Work to be completed »
Without including any pictures, reproduce the full listing exactly.

++++++++

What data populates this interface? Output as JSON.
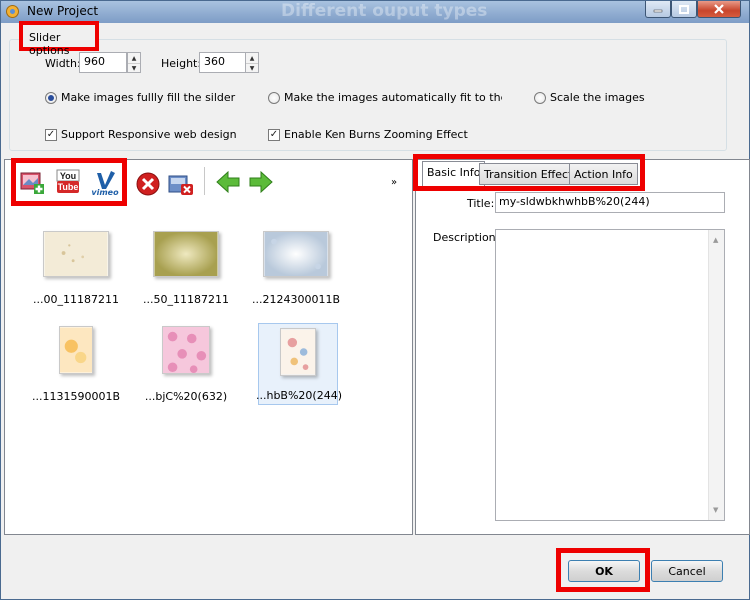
{
  "window": {
    "title": "New Project",
    "watermark": "Different ouput types"
  },
  "slider_options": {
    "group_label": "Slider options",
    "width_label": "Width:",
    "width_value": "960",
    "height_label": "Height:",
    "height_value": "360",
    "radios": [
      {
        "label": "Make images fullly fill the silder",
        "checked": true
      },
      {
        "label": "Make the images automatically fit to the slider",
        "checked": false
      },
      {
        "label": "Scale the images",
        "checked": false
      }
    ],
    "checkboxes": [
      {
        "label": "Support Responsive web design",
        "checked": true
      },
      {
        "label": "Enable Ken Burns Zooming Effect",
        "checked": true
      }
    ]
  },
  "toolbar": {
    "youtube_text_top": "You",
    "youtube_text_bottom": "Tube",
    "vimeo_text": "vimeo",
    "more": "»"
  },
  "thumbnails": [
    {
      "caption": "...00_11187211"
    },
    {
      "caption": "...50_11187211"
    },
    {
      "caption": "...2124300011B"
    },
    {
      "caption": "...1131590001B"
    },
    {
      "caption": "...bjC%20(632)"
    },
    {
      "caption": "...hbB%20(244)"
    }
  ],
  "tabs": [
    {
      "label": "Basic Info"
    },
    {
      "label": "Transition Effect"
    },
    {
      "label": "Action Info"
    }
  ],
  "basic_info": {
    "title_label": "Title:",
    "title_value": "my-sldwbkhwhbB%20(244)",
    "description_label": "Description:"
  },
  "buttons": {
    "ok": "OK",
    "cancel": "Cancel"
  }
}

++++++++

Response to the exercise »
What data populates this interface? Output as JSON.
{
  "window": {
    "title": "New Project",
    "watermark": "Different ouput types"
  },
  "slider_options": {
    "group_label": "Slider options",
    "width_label": "Width:",
    "width_value": "960",
    "height_label": "Height:",
    "height_value": "360",
    "radios": [
      {
        "label": "Make images fullly fill the silder",
        "checked": true
      },
      {
        "label": "Make the images automatically fit to the slider",
        "checked": false
      },
      {
        "label": "Scale the images",
        "checked": false
      }
    ],
    "checkboxes": [
      {
        "label": "Support Responsive web design",
        "checked": true
      },
      {
        "label": "Enable Ken Burns Zooming Effect",
        "checked": true
      }
    ]
  },
  "toolbar": {
    "youtube_text_top": "You",
    "youtube_text_bottom": "Tube",
    "vimeo_text": "vimeo",
    "more": "»"
  },
  "thumbnails": [
    {
      "caption": "...00_11187211"
    },
    {
      "caption": "...50_11187211"
    },
    {
      "caption": "...2124300011B"
    },
    {
      "caption": "...1131590001B"
    },
    {
      "caption": "...bjC%20(632)"
    },
    {
      "caption": "...hbB%20(244)"
    }
  ],
  "tabs": [
    {
      "label": "Basic Info"
    },
    {
      "label": "Transition Effect"
    },
    {
      "label": "Action Info"
    }
  ],
  "basic_info": {
    "title_label": "Title:",
    "title_value": "my-sldwbkhwhbB%20(244)",
    "description_label": "Description:"
  },
  "buttons": {
    "ok": "OK",
    "cancel": "Cancel"
  }
}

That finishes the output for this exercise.